Tuesday, November 18, 2008

Poverty an asset; assets a burden

Another guest post from Chris, most recently from the Outback, but now ensconced in a place that seems much more collapse-proof.

Chris writes of a paradox: lack of assets may be the greatest asset of all.
I don't believe that this is a paradox: the higher you climb, the harder you fall. A place that is used to an artificially high standard of living inevitably develops artificially high standards. These standards cannot be undone overnight, as soon as the standard of living collapses, delaying commonsense adaptations until it is too late. Prosperous places have expensive infrastructure, and, once it can no longer be maintained, it becomes much worse than no infrastructure at all. Lastly, poverty takes practice, and a sudden lapse into poverty is far more traumatic than the habit of a stable but constrained existence.

I have recently moved from Australia, where Peak Oil issues are just beginning to gain traction belatedly in the mainstream press, to the Philippines, where seemingly nobody has even heard of peak oil -- yet.

I have read that the USA is leveraged up to a debt ration approaching 15/1 (1 real dollar for each dollar borrowed). I believe Australia's ratio is about 3/4 of that. The Philippines has a debt ratio of approximately 1/1. Hence when the wolf is finally at the door the Philippines may be in a better fiscal position than countries currently far richer.

However, this is all semantics. The real issue is preparedness.

I believe Australia is in a similar position to the USA and Europe in many regards, beyond financial issues.
The looming disaster in these countries is mostly to do with the feckless assumption that the status quo will somehow continue: private car ownership and food being transported over vast distances being prime among many key vulnerabilities in these societies. Other factors include simple laziness, poor health generally, and addictions to substances both legal and illegal.

Very few people in these countries under the age of about 80 remember anything about what it means to have to survive somehow in the environment, from that environment. Look to the evidence online; how many sites are telling people to stock up on guns and ammo or to stockpile massive amounts of food? The guns will attract violence, the ammo will make those using it targets for those who have less ammo; the food will perish, attract rodents and thieves. In comparison, how many are teaching how to build suburban gardens, recycle small power and methane generators, and other practical adaptations?

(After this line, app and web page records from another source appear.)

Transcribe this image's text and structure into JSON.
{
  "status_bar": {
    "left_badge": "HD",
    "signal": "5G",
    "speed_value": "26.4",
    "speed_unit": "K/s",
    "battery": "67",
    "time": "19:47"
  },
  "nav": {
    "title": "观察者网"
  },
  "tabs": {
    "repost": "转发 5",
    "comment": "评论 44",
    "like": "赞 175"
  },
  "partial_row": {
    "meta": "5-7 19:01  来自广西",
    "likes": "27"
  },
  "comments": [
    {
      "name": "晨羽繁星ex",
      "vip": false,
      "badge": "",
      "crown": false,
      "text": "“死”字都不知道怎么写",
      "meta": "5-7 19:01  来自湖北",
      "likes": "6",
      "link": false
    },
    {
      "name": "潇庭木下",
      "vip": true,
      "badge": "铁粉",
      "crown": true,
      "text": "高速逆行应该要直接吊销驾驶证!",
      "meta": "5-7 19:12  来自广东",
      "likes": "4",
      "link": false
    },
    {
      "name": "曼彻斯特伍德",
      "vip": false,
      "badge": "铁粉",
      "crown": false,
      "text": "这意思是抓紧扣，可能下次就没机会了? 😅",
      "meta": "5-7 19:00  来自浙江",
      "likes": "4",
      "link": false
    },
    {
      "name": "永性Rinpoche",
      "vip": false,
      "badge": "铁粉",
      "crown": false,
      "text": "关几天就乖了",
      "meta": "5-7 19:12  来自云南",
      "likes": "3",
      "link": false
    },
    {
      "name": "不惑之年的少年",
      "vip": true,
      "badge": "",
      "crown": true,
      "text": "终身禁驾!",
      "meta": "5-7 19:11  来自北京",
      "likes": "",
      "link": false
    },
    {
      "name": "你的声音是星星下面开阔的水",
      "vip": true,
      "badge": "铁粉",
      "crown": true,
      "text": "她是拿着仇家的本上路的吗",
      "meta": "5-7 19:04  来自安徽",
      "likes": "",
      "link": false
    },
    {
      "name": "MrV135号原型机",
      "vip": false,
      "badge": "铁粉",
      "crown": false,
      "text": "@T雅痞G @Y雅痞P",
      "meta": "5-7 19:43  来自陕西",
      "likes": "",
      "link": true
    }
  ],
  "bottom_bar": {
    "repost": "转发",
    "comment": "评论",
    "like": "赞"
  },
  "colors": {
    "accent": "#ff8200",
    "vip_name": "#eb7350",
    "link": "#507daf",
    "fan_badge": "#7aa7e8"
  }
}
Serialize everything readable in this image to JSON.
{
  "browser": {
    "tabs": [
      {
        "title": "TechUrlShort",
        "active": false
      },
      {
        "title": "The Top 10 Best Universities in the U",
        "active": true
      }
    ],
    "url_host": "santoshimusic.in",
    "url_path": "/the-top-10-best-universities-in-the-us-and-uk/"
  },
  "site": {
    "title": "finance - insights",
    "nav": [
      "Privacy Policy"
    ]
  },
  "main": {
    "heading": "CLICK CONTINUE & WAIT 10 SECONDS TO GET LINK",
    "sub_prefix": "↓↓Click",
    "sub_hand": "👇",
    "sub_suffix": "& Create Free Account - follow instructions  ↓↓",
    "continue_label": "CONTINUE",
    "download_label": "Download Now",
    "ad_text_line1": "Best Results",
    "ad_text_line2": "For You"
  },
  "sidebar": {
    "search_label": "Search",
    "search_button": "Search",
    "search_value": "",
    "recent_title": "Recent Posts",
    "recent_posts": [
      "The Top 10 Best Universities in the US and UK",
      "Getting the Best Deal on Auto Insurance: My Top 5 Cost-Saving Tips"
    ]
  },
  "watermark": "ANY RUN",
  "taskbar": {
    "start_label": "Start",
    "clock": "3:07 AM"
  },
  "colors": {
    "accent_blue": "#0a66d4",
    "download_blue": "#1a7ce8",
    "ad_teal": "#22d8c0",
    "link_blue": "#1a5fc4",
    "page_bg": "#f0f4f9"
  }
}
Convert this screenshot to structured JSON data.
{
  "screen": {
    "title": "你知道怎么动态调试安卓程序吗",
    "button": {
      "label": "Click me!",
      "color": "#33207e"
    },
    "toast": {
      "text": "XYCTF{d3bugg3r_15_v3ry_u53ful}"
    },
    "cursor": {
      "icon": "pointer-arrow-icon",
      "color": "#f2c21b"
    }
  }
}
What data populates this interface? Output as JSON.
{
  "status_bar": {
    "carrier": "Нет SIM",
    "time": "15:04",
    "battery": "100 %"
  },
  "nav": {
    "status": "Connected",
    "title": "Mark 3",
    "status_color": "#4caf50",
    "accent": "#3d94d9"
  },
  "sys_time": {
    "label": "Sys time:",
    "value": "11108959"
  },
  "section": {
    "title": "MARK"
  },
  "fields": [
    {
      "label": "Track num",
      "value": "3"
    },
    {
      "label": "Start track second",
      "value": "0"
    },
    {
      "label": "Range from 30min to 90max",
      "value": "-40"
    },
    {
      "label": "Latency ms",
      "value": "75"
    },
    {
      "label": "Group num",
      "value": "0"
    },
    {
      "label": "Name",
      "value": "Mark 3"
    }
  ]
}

The Philippines, like a number of other countries, is living in a paradox of different proportions. Outside of the biggest cities here, food is growing everywhere, in the villages themselves, as well as the agricultural lands around them. Most people here can tell you how to grow a list of useful plants and to raise chickens.
They are also very much used to sharing. There is virtually no government safety net here. To become eligible for social welfare payments, one must have held the same job for ten years; this almost never happens. Yet even in the moderate-sized cities, nobody starves. Interdependence is local and regional rather than national and international. Of course, there is a degree of modernization contributing to the welfare of people. Some people work in the cities or overseas and send money home to support the extended family. But even without this money life would go on.

Most people here are very fit compared to developed nation's. I have seen hardly any overweight people, let alone obese. Washing is done by hand in water pumped by hand from the ground. "Sounds horrible," I hear the average reader murmur: but it works and it means the people are physically fit. The main diet is locally grown rice with similarly grown meats and vegetables. Fruit can be expensive because a lot of it is exported, yet whatever is in season is abundant. The fishing trade here is mostly very small boats with small crews using small nets and lines; there are very few industrial scale fishing boats. I live near a fishing village where 95% of the income is derived from fishing in these small boats; the population of over 2,000 people is the healthiest, happiest bunch I have ever met.

Transport here is a world away from that in developed nations, yet there is no problem getting anywhere. Locally, there are tricycles and jeepneys going past all the time in all directions; these and the buses are very affordable for most people. Only about 2% of households have a car, and maybe half have a private 125cc motorcycle or tricycle. These vehicles get about 100 miles to a gallon of fuel.

The paradox is this: the Philippines greatest asset in the future may be its lack of assets now. Less debt, less dependence on expensive gadgets, less laziness and complacency. More communalism, more integration.

Friday, November 14, 2008

Second Radio Ecoshock Interview

I recently recorded my second interview with Alex Smith of Radio Ecoshock, in which we discuss Bailout 2.0 Beta, how to find food, what to do with repatriated troops, where you can stick your money (should you still have any) to avoid being overcome by its putrid smell, and how having one's predictions come true is not necessarily a happy outcome. My first interview with him was rebroadcast by over 40 radio stations. Now that it's no longer a guessing game as to whether collapse is real, we should be able to do a lot better. Then again, the worse things get, the more of a reason people have to keep on faking it.

Monday, November 03, 2008

The Five Stages of Collapse - Presentation from Fifth Annual Community Solutions Conference

Last night I got back from the conference in Michigan. My talk was one of the two keynote addresses at the conference (John Michael Greer gave the other one). The slide show and notes can be viewed here.